ACA provisions are unconstitutional, Justice Dept. says
(Joe Raedle/Getty Images)
Legislation that repealed the penalty associated with the requirement that most Americans enroll in health coverage has made the mandate unconstitutional, the Justice Department wrote in a brief filed at a Texas court Thursday. The tax law passed last year also nullifies the Affordable Care Act’s provisions that prevent coverage denials for people with pre-existing conditions and block insurers from charging people in the same community different rates depending on their health status, age, gender and other factors.

Reuters (6/7)

The OIG Looks at Drug Pricing

HHS inspector general to examine drug price issues

The HHS Office of Inspector General plans to examine a variety of issues related to drug prices and potential waste of medicines.
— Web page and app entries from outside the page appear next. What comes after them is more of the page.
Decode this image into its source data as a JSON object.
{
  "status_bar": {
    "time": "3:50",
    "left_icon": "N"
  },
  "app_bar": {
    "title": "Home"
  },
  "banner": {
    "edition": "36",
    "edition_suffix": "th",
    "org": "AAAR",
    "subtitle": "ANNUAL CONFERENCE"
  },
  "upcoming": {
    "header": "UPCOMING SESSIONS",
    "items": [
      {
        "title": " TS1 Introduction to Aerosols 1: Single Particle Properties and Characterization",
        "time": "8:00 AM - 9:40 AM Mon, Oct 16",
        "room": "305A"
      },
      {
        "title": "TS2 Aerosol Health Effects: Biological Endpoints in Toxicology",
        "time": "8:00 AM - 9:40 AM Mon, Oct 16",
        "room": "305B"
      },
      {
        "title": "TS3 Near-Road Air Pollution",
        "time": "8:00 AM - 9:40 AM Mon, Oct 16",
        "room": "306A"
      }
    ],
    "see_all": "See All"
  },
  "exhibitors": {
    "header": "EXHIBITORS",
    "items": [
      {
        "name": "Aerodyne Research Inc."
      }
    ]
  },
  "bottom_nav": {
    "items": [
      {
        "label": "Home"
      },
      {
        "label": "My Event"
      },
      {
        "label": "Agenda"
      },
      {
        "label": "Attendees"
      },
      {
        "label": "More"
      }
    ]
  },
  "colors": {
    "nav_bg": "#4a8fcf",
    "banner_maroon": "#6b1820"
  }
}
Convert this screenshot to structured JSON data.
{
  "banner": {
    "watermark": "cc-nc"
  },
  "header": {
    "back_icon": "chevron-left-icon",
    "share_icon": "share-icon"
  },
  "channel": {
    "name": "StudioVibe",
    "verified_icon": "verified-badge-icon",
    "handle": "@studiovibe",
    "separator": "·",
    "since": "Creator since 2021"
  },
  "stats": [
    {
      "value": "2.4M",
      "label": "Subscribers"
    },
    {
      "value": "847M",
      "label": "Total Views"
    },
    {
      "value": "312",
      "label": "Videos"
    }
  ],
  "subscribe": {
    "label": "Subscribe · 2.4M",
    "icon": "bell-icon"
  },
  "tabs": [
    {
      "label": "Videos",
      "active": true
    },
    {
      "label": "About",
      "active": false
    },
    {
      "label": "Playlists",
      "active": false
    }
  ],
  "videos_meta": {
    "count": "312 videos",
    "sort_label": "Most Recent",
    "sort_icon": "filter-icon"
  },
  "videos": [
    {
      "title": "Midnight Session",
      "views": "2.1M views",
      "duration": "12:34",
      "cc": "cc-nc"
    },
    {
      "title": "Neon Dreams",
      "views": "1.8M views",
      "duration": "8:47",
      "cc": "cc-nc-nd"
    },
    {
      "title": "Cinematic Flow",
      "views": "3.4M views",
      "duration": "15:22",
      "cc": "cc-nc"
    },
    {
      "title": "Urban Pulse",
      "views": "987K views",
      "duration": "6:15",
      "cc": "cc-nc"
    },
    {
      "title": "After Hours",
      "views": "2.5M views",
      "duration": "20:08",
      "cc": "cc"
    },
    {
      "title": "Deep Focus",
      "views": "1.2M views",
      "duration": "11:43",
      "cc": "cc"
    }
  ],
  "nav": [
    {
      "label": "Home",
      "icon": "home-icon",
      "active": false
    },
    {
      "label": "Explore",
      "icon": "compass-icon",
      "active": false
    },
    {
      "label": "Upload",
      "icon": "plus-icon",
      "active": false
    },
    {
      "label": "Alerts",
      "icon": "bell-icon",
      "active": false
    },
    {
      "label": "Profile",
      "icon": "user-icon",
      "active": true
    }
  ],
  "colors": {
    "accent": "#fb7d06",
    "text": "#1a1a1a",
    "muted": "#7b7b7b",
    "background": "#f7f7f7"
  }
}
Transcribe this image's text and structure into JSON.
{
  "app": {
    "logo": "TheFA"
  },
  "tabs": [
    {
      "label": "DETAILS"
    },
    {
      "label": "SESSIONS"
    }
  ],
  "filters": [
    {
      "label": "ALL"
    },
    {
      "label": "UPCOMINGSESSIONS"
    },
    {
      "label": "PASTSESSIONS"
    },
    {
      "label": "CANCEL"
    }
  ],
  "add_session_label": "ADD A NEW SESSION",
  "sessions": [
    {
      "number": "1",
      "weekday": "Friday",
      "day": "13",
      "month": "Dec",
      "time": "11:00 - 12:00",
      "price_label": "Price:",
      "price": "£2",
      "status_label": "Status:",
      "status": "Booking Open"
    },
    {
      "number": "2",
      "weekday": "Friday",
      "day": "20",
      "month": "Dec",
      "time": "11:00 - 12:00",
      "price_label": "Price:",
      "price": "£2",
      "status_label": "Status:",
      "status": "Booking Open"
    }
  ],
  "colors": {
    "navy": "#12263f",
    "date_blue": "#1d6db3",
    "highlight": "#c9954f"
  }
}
Among the issues the OIG will address are unexplained price jumps, use of wasteful single vials for cancer treatments, tying rebates under Medicare Part D to inflation, and billing practices for compounded topical treatments.

STAT (11/10)

Medicare Benefits – Premium Increases?

CMS acts to stem Medicare premium increases

CMS takes action to stem Medicare premium increases.
(Christopher Furlong/Getty Images)
The one-third of Medicare beneficiaries not covered by the “hold-harmless” provision will see a lower premium increase than originally projected, with consumers paying 10% in 2017, compared with projections of as much as 22% more. The CMS announced Thursday it would tap Medicare Part B program reserves to bring down premiums for those whose increases are not tied to Social Security cost of living adjustments.

The Wall Street Journal (tiered subscription model) (11/10)